As for Noel, he’s gotten used to taking his time. Having become the indie scene’s go-to figure for a decent quote he doesn’t need to worry about disappearing from the spotlight and the penury of cocky guitar rock at present leaves the road open before him for a comeback anytime he feels like it. ‘Chasing Yesterday’ picks up where his 2011 solo debut left off, combing through his established musical influences to deliver another run of steady-handed compositions tailor made for the calm before the sort of storm he’d have whipped up in his younger days. There’s a consistency of attitude that links his newer material to the cocksure sneer of early Oasis but the end product is a calmer, more focused beast – his urge to put noses out of joint now safely channelled through his reliably entertaining press contributions, he’s now free to flesh out his musical fantasies into sentient form on his own terms and in his own time. His first solo offering took a few by surprise with its leaning towards pastoral pop at the expense of his trademark guitar rock and that’s a balance he redresses at times here, opener ‘Riverman’ seeing him bust out the axe for a rewarding bout of melodic soloing and the fist in the air anthems you know he’s capable of writing come through when needed, ‘Lock All The Doors’ cruising gracefully by like prime-era Britpop whilst ‘You Know You Can’t Go Back’ packs a chorus with a feelgood factor up there with his finest ‘Morning Glory’ bangers. Freed from the anchor of Liam’s provocative pouting his brother is able to simply kick back and unleash slow-release gems that stand up to repeated listens without grating – he’s taken his time writing these tunes and clearly expects us to do the same listening to them. The gentler side of post-millennial Oasis returns on ‘The Girl With The X-Ray Eyes’ and he manages to roll out the same old lyrical tropes (catching the sun, needing more time etc) without sounding trite, even moving into moderately soulful territory with the calculated gamble ‘The Right Stuff’ which hints that his music collection isn’t as pasty white as you might think. If there’s a parallel from his youth then it’s perhaps Paul Weller’s return to the fray as Britpop gathered speed, the strength of his legacy bolstered by his ability to swim along with the tide of musical fashion allowing him to emerge as an authority figure for the new age, capable of dispensing advice but also of taking the stage and leading by example. Consider this Noel’s own ‘Wild Wood’ then, the sound of a man evolving from his angrier roots to embrace a gentler frequency – there’s no apology for his past, musically or otherwise, just a confidence in the path that led him to where he is now and a strident faith in his ability to choose the correct next step. Flanked by journeyman peers such as Weller himself and a revitalised Johnny Marr plus a younger troupe of suitors – Miles Kane, Kasabian et al – Noel’s poised to lead his own movement through the decade as he sees fit, impervious to the caution that has taken hold of today’s UK indie scene and harbouring an understanding of that big ole rock ‘n’ roll heart that pumps the blood through the best of past and present. Back to back these two LPs are more Sunday afternoon than Saturday night but it’ll still take a lot to budge ‘Modern Nature’ and ‘Chasing Yesterday’ from the stereo as the weather warms up and those blue skies and sunshine pints scream out for an adequate soundtrack – 2015 is feeling better by the second.
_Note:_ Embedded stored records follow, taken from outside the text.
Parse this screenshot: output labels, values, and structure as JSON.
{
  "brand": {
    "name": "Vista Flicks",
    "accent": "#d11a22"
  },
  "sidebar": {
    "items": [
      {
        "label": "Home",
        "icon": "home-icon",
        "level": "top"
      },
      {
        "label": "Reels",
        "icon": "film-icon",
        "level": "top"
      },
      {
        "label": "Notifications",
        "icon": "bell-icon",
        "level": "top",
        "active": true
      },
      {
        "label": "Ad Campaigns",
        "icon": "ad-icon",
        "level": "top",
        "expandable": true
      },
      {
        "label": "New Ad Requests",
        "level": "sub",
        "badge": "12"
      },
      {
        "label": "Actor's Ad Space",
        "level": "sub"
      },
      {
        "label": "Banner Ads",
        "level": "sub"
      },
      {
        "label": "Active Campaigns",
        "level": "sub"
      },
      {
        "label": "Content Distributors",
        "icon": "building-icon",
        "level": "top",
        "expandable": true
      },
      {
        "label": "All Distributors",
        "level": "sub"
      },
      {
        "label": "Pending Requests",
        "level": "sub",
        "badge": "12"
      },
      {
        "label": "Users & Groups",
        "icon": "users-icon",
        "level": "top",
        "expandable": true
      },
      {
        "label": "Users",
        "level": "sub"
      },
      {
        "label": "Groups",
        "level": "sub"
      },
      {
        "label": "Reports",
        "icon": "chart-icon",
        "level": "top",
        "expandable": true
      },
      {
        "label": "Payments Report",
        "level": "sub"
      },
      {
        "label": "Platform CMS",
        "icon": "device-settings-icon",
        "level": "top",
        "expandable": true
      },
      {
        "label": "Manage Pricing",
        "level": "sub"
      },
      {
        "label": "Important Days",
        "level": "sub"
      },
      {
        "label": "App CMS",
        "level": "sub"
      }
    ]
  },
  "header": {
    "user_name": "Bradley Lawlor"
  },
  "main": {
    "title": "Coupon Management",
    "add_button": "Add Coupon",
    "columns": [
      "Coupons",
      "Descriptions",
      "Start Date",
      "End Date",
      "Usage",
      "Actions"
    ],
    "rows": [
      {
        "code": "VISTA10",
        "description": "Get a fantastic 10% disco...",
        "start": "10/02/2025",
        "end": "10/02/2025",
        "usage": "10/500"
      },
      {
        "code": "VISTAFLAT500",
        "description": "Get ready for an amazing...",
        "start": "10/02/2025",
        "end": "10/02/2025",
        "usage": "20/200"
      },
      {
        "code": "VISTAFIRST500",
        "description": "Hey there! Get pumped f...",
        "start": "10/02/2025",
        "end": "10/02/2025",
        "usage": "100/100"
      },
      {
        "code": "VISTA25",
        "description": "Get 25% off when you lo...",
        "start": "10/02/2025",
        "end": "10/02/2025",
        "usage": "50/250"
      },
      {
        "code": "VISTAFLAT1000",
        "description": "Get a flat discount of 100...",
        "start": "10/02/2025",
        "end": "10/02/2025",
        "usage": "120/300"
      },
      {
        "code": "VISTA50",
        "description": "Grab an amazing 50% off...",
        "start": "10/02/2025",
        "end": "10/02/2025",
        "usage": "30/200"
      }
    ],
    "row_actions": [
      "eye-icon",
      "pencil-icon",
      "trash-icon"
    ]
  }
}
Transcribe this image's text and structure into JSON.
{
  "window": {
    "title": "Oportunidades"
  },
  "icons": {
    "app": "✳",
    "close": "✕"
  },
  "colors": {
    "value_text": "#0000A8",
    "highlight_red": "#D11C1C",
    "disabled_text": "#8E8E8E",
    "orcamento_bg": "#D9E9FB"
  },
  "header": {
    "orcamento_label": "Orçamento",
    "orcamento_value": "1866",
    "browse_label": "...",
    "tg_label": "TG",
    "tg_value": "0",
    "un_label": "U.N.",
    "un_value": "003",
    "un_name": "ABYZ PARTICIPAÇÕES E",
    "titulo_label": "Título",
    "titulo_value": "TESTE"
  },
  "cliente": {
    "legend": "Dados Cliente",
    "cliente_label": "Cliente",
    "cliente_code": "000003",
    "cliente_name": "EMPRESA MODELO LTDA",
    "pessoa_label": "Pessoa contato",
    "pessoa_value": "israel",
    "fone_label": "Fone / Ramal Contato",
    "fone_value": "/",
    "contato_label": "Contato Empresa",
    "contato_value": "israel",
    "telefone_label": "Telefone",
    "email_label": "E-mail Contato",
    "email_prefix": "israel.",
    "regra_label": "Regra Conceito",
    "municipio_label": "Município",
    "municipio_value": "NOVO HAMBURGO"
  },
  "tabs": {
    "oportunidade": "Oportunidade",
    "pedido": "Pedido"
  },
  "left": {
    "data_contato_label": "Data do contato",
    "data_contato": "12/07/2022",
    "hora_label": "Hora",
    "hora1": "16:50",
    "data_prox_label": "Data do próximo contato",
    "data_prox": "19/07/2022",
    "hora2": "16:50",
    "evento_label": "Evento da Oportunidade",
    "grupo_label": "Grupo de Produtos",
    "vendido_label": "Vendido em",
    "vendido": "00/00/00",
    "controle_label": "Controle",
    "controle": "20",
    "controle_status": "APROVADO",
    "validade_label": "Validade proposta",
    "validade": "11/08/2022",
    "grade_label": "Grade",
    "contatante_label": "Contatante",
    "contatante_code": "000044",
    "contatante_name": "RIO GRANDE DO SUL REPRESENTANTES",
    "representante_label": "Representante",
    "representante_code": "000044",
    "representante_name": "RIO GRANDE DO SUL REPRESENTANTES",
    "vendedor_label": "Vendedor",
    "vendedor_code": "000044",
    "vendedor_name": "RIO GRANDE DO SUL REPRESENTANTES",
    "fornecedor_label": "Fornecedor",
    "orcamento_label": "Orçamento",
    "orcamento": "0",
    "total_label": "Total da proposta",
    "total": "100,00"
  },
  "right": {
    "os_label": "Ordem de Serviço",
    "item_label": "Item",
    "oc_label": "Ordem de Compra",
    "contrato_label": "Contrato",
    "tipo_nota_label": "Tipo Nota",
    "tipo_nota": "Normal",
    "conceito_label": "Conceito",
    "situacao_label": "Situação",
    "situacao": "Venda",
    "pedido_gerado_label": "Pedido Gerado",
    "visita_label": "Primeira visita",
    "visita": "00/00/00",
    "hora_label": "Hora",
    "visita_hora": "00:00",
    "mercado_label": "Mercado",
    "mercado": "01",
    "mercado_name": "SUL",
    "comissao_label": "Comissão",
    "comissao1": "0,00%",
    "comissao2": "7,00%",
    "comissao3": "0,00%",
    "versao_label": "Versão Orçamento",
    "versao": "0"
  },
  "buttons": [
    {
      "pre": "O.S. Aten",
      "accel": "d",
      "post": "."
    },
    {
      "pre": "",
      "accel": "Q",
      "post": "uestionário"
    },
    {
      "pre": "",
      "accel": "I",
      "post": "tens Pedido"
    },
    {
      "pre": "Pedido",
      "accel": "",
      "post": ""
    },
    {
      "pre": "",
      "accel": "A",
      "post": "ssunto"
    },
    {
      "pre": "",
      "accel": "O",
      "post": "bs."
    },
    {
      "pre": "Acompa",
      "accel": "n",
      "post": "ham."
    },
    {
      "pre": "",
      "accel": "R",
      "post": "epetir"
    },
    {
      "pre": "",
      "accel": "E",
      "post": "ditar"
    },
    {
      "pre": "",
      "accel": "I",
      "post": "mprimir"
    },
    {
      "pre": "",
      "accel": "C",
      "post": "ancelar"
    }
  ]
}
Check out : ‘Let The Good Times Be Never Ending’ from the Charlies and Noel’s ‘You Know We Can’t Go Back’.